* Task
Once you have checked each line below, report only the number of lines that contain the word "JSON".

(Website and app data records)
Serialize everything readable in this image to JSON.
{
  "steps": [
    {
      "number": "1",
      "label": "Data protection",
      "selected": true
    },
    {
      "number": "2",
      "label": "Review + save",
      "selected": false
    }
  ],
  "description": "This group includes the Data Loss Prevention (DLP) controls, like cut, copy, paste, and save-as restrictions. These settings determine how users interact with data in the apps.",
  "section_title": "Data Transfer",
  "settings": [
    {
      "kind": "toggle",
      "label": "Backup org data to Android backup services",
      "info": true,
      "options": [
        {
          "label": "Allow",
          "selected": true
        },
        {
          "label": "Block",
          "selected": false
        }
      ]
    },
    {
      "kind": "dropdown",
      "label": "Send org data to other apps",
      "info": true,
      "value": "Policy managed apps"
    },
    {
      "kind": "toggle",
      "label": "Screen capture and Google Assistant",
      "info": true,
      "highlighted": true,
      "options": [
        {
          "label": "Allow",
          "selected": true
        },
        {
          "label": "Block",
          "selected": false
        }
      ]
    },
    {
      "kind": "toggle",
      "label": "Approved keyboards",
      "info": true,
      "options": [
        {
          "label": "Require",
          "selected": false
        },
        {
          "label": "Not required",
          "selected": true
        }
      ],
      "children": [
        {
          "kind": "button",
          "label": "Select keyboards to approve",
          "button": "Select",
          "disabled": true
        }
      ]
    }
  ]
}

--

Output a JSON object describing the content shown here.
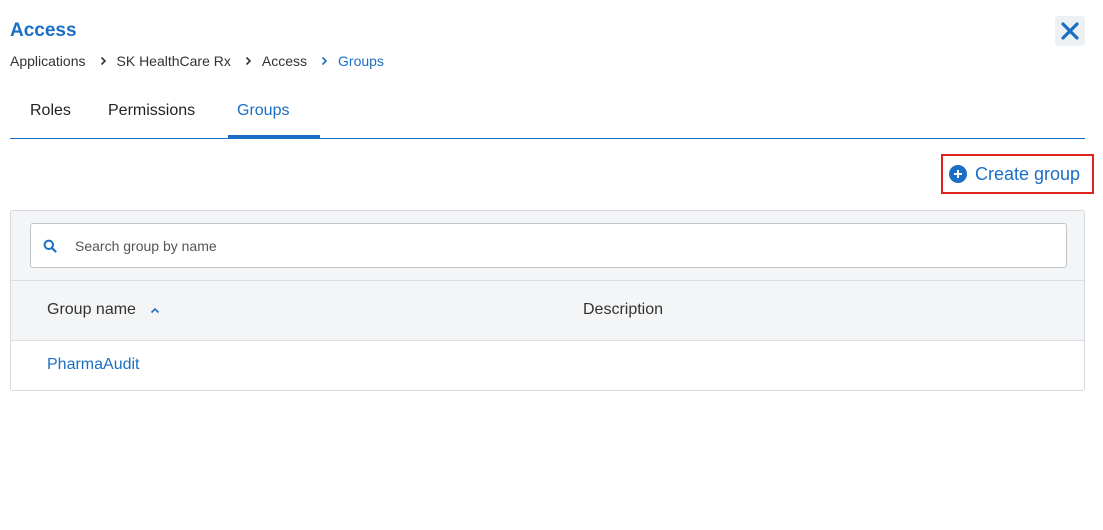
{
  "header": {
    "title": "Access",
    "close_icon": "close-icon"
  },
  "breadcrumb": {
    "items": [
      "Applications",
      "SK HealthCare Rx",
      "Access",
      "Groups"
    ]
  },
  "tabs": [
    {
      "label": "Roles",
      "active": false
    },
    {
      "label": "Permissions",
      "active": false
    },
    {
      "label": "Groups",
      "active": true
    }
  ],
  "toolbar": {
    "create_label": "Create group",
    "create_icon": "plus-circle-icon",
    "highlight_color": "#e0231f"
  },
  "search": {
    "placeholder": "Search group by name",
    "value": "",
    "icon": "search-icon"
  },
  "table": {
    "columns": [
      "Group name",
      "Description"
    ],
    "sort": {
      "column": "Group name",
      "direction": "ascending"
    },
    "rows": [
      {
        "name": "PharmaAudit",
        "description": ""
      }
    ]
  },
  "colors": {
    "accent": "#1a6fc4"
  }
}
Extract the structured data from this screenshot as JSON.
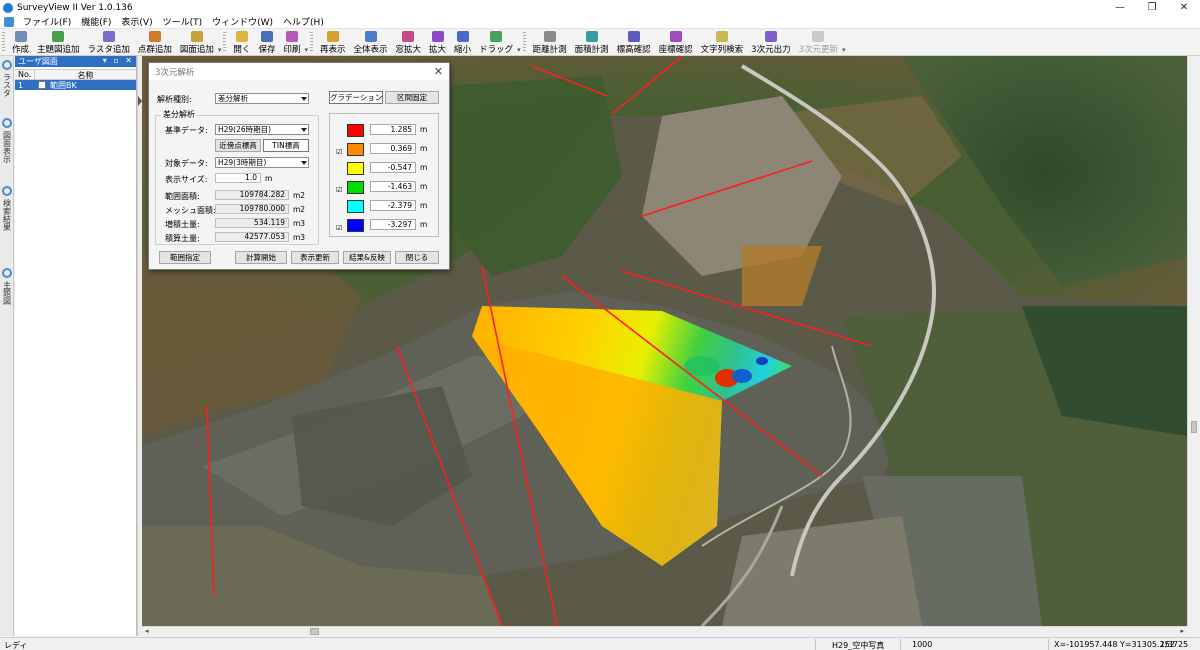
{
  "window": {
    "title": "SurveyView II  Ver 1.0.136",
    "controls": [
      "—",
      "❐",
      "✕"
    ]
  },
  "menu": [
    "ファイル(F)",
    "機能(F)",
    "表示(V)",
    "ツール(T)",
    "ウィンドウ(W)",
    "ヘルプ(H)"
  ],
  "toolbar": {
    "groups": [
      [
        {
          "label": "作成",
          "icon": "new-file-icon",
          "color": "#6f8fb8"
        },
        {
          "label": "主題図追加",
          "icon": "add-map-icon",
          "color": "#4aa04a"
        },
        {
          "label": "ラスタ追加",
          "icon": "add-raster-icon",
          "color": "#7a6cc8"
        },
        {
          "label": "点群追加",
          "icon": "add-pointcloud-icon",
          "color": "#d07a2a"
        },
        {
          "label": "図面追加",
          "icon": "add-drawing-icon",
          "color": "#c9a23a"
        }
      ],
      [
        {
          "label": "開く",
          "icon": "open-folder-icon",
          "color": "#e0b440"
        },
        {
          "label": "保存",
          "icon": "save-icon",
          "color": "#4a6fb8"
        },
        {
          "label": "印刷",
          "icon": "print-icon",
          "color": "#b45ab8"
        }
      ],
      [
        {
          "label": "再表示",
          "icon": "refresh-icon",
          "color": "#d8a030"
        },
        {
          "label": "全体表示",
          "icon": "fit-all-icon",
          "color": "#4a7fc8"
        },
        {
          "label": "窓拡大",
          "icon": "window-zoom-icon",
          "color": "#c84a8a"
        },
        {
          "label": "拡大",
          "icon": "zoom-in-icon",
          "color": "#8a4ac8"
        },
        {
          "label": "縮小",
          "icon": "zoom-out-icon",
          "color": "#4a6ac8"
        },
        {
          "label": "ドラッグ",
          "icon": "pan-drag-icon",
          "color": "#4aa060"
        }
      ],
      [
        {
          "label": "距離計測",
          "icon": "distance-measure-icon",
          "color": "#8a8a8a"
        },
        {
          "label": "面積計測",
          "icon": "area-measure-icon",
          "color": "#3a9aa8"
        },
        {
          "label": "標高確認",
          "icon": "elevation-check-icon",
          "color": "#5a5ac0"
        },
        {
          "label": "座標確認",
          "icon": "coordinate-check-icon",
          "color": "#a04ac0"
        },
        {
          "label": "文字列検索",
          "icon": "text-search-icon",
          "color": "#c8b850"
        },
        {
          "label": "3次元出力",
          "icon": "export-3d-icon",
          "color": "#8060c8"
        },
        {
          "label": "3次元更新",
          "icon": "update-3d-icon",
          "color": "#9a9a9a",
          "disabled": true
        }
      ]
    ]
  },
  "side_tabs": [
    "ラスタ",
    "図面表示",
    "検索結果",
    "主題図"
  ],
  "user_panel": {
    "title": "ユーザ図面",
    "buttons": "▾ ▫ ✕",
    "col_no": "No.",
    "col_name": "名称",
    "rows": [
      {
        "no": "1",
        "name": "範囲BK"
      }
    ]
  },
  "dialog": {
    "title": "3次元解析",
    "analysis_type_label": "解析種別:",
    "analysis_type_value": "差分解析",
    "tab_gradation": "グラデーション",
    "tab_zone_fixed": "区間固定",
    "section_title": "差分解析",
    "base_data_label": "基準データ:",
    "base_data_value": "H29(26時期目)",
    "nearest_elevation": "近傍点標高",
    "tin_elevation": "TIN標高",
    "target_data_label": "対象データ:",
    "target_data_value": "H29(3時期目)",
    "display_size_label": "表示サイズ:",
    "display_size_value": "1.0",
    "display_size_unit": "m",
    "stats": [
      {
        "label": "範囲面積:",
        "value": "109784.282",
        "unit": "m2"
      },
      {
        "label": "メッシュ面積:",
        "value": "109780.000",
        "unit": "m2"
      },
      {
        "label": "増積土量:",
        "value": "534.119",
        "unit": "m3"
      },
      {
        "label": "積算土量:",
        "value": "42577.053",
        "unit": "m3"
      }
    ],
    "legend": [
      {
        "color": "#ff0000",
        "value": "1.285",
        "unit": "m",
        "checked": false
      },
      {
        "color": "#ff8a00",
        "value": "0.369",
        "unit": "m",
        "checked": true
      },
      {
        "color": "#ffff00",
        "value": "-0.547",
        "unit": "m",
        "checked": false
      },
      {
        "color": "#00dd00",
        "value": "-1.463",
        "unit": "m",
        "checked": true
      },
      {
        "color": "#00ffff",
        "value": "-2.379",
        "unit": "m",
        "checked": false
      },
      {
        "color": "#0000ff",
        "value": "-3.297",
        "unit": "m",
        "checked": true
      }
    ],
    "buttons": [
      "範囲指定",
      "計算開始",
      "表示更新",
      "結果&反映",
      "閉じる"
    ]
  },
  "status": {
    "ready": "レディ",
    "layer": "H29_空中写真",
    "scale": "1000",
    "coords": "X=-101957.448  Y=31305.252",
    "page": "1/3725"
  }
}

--

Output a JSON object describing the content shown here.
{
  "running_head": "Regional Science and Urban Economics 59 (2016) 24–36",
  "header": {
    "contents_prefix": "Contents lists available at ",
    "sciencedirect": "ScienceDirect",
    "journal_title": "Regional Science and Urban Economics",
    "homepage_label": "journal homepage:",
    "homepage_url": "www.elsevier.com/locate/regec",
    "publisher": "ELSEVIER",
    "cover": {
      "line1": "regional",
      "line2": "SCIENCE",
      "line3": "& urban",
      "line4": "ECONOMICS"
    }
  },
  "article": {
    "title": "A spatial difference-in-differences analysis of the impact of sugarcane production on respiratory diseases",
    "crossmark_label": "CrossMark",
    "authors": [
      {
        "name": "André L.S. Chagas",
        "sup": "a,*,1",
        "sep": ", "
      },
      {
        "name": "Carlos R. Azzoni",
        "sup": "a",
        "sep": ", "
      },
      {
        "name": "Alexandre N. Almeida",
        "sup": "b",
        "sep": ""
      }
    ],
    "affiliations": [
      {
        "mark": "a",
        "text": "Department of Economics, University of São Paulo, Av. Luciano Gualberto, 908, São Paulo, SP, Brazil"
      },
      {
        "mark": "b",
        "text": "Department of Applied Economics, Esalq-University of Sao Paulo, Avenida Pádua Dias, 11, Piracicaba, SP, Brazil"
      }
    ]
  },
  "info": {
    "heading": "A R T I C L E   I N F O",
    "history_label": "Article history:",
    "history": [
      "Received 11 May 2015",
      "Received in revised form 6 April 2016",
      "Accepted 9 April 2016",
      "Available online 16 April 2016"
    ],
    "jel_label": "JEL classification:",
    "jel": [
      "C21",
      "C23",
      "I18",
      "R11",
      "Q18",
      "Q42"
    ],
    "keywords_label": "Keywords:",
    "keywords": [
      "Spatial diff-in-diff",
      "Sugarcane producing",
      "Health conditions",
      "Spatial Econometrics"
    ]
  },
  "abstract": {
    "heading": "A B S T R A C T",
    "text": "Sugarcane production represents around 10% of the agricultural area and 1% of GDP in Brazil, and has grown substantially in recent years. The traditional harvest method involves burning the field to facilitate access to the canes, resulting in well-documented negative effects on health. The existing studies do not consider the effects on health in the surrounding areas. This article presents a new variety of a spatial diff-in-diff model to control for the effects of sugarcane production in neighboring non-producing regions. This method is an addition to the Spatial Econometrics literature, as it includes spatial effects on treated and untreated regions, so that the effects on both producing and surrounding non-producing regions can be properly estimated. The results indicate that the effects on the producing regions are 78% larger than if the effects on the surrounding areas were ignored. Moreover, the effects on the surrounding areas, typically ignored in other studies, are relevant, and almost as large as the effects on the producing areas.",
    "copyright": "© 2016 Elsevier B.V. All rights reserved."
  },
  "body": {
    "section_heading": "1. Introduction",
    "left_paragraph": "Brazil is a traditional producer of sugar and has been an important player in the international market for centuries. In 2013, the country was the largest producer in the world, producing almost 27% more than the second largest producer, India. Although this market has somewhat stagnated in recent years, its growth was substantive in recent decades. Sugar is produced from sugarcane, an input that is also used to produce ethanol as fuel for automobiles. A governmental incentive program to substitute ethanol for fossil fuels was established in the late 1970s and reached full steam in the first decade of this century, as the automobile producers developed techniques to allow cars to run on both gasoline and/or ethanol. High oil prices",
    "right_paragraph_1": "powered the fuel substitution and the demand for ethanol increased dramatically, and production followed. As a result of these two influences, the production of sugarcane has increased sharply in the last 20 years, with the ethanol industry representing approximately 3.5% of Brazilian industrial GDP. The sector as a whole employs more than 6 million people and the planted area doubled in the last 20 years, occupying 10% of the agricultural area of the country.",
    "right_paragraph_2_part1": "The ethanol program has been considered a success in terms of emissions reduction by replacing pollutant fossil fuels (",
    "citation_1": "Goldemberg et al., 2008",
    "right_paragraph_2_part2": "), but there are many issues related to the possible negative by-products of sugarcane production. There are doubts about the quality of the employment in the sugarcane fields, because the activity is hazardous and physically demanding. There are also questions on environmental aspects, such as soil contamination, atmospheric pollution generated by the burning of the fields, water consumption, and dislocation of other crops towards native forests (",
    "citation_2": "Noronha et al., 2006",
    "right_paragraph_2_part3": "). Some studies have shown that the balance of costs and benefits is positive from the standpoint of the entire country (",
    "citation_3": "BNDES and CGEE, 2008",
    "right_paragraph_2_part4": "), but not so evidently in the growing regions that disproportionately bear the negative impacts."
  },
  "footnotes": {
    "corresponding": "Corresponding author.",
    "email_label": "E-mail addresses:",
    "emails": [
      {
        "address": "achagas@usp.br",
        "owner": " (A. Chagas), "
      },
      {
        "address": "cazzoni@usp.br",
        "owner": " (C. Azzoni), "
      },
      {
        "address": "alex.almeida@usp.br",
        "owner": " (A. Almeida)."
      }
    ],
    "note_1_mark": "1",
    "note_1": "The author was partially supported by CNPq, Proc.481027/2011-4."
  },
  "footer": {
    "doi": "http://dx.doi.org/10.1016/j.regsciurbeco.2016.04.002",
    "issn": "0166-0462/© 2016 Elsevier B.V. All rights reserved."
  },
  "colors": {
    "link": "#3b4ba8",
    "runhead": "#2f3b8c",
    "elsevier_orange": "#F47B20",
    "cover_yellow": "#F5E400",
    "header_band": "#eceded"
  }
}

* Result of this task
4